-- Action item --
What lines below contain the string "Digevo"? List them all.

===== The data

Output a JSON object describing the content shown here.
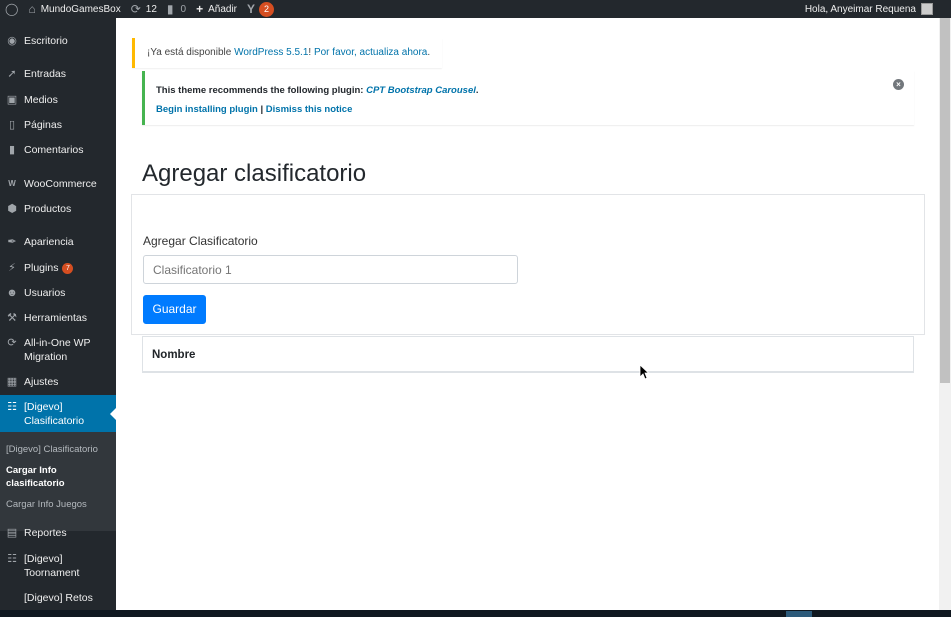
{
  "adminbar": {
    "site_name": "MundoGamesBox",
    "updates_count": "12",
    "comments_count": "0",
    "add_new_label": "Añadir",
    "yoast_badge": "2",
    "greeting": "Hola, Anyeimar Requena"
  },
  "sidebar": {
    "items": [
      {
        "label": "Escritorio",
        "icon": "dashboard-icon"
      },
      {
        "label": "Entradas",
        "icon": "pin-icon"
      },
      {
        "label": "Medios",
        "icon": "media-icon"
      },
      {
        "label": "Páginas",
        "icon": "pages-icon"
      },
      {
        "label": "Comentarios",
        "icon": "comments-icon"
      },
      {
        "label": "WooCommerce",
        "icon": "woocommerce-icon"
      },
      {
        "label": "Productos",
        "icon": "products-icon"
      },
      {
        "label": "Apariencia",
        "icon": "brush-icon"
      },
      {
        "label": "Plugins",
        "icon": "plugins-icon",
        "badge": "7"
      },
      {
        "label": "Usuarios",
        "icon": "users-icon"
      },
      {
        "label": "Herramientas",
        "icon": "wrench-icon"
      },
      {
        "label": "All-in-One WP Migration",
        "icon": "migration-icon"
      },
      {
        "label": "Ajustes",
        "icon": "settings-icon"
      },
      {
        "label": "[Digevo] Clasificatorio",
        "icon": "sitemap-icon"
      },
      {
        "label": "Reportes",
        "icon": "reports-icon"
      },
      {
        "label": "[Digevo] Toornament",
        "icon": "sitemap-icon"
      },
      {
        "label": "[Digevo] Retos",
        "icon": ""
      }
    ],
    "submenu": [
      "[Digevo] Clasificatorio",
      "Cargar Info clasificatorio",
      "Cargar Info Juegos"
    ]
  },
  "notices": {
    "update_prefix": "¡Ya está disponible ",
    "update_link": "WordPress 5.5.1",
    "update_middle": "! ",
    "update_action": "Por favor, actualiza ahora",
    "update_suffix": ".",
    "plugin_text": "This theme recommends the following plugin: ",
    "plugin_name": "CPT Bootstrap Carousel",
    "plugin_suffix": ".",
    "install_link": "Begin installing plugin",
    "separator": " | ",
    "dismiss_link": "Dismiss this notice"
  },
  "main": {
    "title": "Agregar clasificatorio",
    "field_label": "Agregar Clasificatorio",
    "input_placeholder": "Clasificatorio 1",
    "save_button": "Guardar",
    "table_header": "Nombre"
  },
  "colors": {
    "adminbar_bg": "#23282d",
    "current_menu": "#0073aa",
    "primary_button": "#007bff",
    "update_notice_border": "#ffb900",
    "plugin_notice_border": "#46b450",
    "badge": "#d54e21"
  }
}
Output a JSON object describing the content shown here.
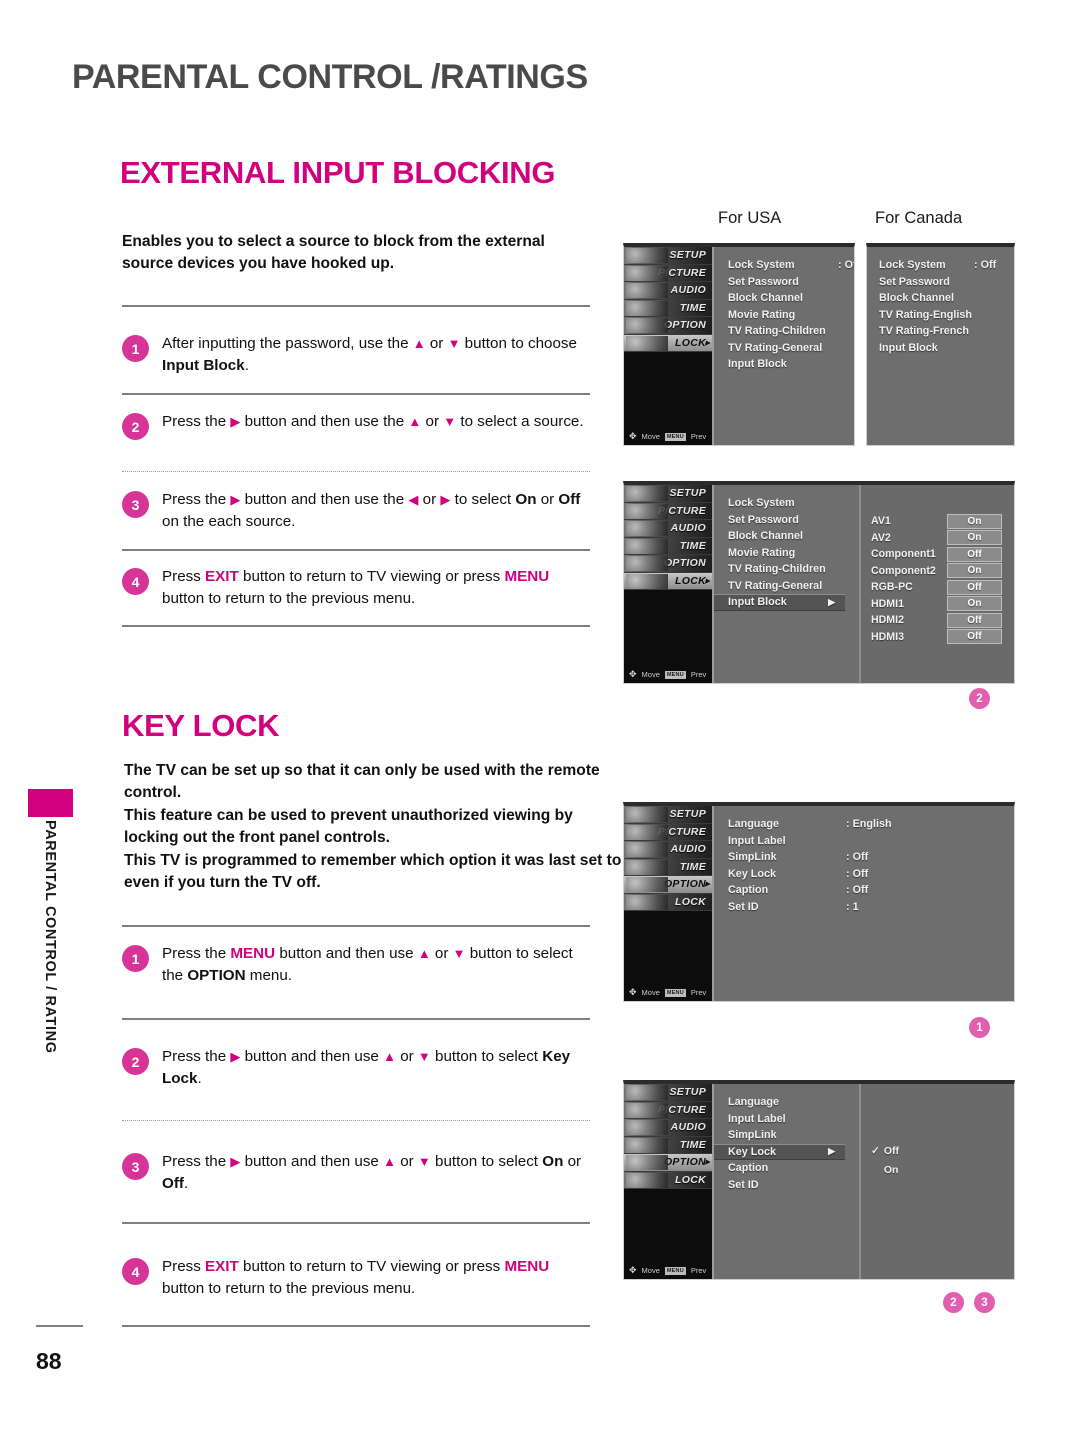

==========

-- Answer to this exercise --
        "label": "[Digevo] Clasificatorio",
        "label": "[Digevo] Toornament",
        "label": "[Digevo] Retos",
      "[Digevo] Clasificatorio",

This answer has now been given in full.